▶ _What you will do_:
Write out the data once more, exactly as it reads.

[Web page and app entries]
Segment Open
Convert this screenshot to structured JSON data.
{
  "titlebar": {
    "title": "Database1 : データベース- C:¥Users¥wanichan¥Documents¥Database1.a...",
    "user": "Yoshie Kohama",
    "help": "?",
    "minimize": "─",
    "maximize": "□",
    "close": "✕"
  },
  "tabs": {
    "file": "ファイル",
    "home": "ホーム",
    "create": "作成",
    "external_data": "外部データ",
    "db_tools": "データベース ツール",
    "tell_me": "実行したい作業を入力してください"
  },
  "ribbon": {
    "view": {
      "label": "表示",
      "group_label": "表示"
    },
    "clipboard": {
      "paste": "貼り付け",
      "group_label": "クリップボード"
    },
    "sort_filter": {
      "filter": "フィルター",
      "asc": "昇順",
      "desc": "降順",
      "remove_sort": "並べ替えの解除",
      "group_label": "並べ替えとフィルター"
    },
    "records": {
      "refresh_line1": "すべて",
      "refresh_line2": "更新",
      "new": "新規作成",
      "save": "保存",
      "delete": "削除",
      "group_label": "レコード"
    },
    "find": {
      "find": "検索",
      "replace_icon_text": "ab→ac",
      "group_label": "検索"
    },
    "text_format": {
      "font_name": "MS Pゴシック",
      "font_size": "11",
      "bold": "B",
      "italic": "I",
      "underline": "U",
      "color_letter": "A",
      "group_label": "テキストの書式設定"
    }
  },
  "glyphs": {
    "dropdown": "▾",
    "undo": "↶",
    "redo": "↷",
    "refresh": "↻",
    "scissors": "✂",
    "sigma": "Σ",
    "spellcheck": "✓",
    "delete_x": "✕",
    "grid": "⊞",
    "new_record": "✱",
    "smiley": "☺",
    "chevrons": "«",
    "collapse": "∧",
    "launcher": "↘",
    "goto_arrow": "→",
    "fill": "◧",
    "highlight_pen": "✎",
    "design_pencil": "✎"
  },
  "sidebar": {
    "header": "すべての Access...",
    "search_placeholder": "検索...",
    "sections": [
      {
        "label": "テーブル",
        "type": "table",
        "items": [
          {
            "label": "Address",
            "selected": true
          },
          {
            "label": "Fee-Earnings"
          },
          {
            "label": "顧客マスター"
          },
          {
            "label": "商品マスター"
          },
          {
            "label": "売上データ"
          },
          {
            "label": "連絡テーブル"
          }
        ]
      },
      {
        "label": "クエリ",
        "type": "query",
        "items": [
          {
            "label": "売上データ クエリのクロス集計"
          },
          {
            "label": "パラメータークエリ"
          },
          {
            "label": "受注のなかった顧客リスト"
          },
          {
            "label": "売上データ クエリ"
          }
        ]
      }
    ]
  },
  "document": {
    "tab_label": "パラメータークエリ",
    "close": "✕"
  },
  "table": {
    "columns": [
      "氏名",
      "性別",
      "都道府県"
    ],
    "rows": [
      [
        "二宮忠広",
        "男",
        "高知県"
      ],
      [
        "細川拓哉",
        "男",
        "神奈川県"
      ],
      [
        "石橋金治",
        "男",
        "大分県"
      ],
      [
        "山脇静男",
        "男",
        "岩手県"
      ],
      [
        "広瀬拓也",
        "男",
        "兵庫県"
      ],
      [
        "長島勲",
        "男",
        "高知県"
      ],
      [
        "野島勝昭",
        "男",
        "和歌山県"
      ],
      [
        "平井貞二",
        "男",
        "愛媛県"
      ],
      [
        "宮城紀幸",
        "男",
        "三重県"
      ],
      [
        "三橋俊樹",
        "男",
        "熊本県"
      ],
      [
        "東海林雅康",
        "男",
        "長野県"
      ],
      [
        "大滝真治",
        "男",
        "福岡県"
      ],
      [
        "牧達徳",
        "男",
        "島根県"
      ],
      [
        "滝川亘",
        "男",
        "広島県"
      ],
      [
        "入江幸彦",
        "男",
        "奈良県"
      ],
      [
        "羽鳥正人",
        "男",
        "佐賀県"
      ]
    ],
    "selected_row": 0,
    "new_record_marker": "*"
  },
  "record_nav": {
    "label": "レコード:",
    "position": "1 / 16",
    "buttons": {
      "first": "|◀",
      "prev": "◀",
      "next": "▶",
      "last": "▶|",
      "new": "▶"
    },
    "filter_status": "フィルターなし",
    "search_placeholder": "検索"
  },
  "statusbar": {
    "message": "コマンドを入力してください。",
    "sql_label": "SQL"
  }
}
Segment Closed
▶ _Expected output_:
Convert this screenshot to structured JSON data.
{
  "titlebar": {
    "title": "Database1 : データベース- C:¥Users¥wanichan¥Documents¥Database1.a...",
    "user": "Yoshie Kohama",
    "help": "?",
    "minimize": "─",
    "maximize": "□",
    "close": "✕"
  },
  "tabs": {
    "file": "ファイル",
    "home": "ホーム",
    "create": "作成",
    "external_data": "外部データ",
    "db_tools": "データベース ツール",
    "tell_me": "実行したい作業を入力してください"
  },
  "ribbon": {
    "view": {
      "label": "表示",
      "group_label": "表示"
    },
    "clipboard": {
      "paste": "貼り付け",
      "group_label": "クリップボード"
    },
    "sort_filter": {
      "filter": "フィルター",
      "asc": "昇順",
      "desc": "降順",
      "remove_sort": "並べ替えの解除",
      "group_label": "並べ替えとフィルター"
    },
    "records": {
      "refresh_line1": "すべて",
      "refresh_line2": "更新",
      "new": "新規作成",
      "save": "保存",
      "delete": "削除",
      "group_label": "レコード"
    },
    "find": {
      "find": "検索",
      "replace_icon_text": "ab→ac",
      "group_label": "検索"
    },
    "text_format": {
      "font_name": "MS Pゴシック",
      "font_size": "11",
      "bold": "B",
      "italic": "I",
      "underline": "U",
      "color_letter": "A",
      "group_label": "テキストの書式設定"
    }
  },
  "glyphs": {
    "dropdown": "▾",
    "undo": "↶",
    "redo": "↷",
    "refresh": "↻",
    "scissors": "✂",
    "sigma": "Σ",
    "spellcheck": "✓",
    "delete_x": "✕",
    "grid": "⊞",
    "new_record": "✱",
    "smiley": "☺",
    "chevrons": "«",
    "collapse": "∧",
    "launcher": "↘",
    "goto_arrow": "→",
    "fill": "◧",
    "highlight_pen": "✎",
    "design_pencil": "✎"
  },
  "sidebar": {
    "header": "すべての Access...",
    "search_placeholder": "検索...",
    "sections": [
      {
        "label": "テーブル",
        "type": "table",
        "items": [
          {
            "label": "Address",
            "selected": true
          },
          {
            "label": "Fee-Earnings"
          },
          {
            "label": "顧客マスター"
          },
          {
            "label": "商品マスター"
          },
          {
            "label": "売上データ"
          },
          {
            "label": "連絡テーブル"
          }
        ]
      },
      {
        "label": "クエリ",
        "type": "query",
        "items": [
          {
            "label": "売上データ クエリのクロス集計"
          },
          {
            "label": "パラメータークエリ"
          },
          {
            "label": "受注のなかった顧客リスト"
          },
          {
            "label": "売上データ クエリ"
          }
        ]
      }
    ]
  },
  "document": {
    "tab_label": "パラメータークエリ",
    "close": "✕"
  },
  "table": {
    "columns": [
      "氏名",
      "性別",
      "都道府県"
    ],
    "rows": [
      [
        "二宮忠広",
        "男",
        "高知県"
      ],
      [
        "細川拓哉",
        "男",
        "神奈川県"
      ],
      [
        "石橋金治",
        "男",
        "大分県"
      ],
      [
        "山脇静男",
        "男",
        "岩手県"
      ],
      [
        "広瀬拓也",
        "男",
        "兵庫県"
      ],
      [
        "長島勲",
        "男",
        "高知県"
      ],
      [
        "野島勝昭",
        "男",
        "和歌山県"
      ],
      [
        "平井貞二",
        "男",
        "愛媛県"
      ],
      [
        "宮城紀幸",
        "男",
        "三重県"
      ],
      [
        "三橋俊樹",
        "男",
        "熊本県"
      ],
      [
        "東海林雅康",
        "男",
        "長野県"
      ],
      [
        "大滝真治",
        "男",
        "福岡県"
      ],
      [
        "牧達徳",
        "男",
        "島根県"
      ],
      [
        "滝川亘",
        "男",
        "広島県"
      ],
      [
        "入江幸彦",
        "男",
        "奈良県"
      ],
      [
        "羽鳥正人",
        "男",
        "佐賀県"
      ]
    ],
    "selected_row": 0,
    "new_record_marker": "*"
  },
  "record_nav": {
    "label": "レコード:",
    "position": "1 / 16",
    "buttons": {
      "first": "|◀",
      "prev": "◀",
      "next": "▶",
      "last": "▶|",
      "new": "▶"
    },
    "filter_status": "フィルターなし",
    "search_placeholder": "検索"
  },
  "statusbar": {
    "message": "コマンドを入力してください。",
    "sql_label": "SQL"
  }
}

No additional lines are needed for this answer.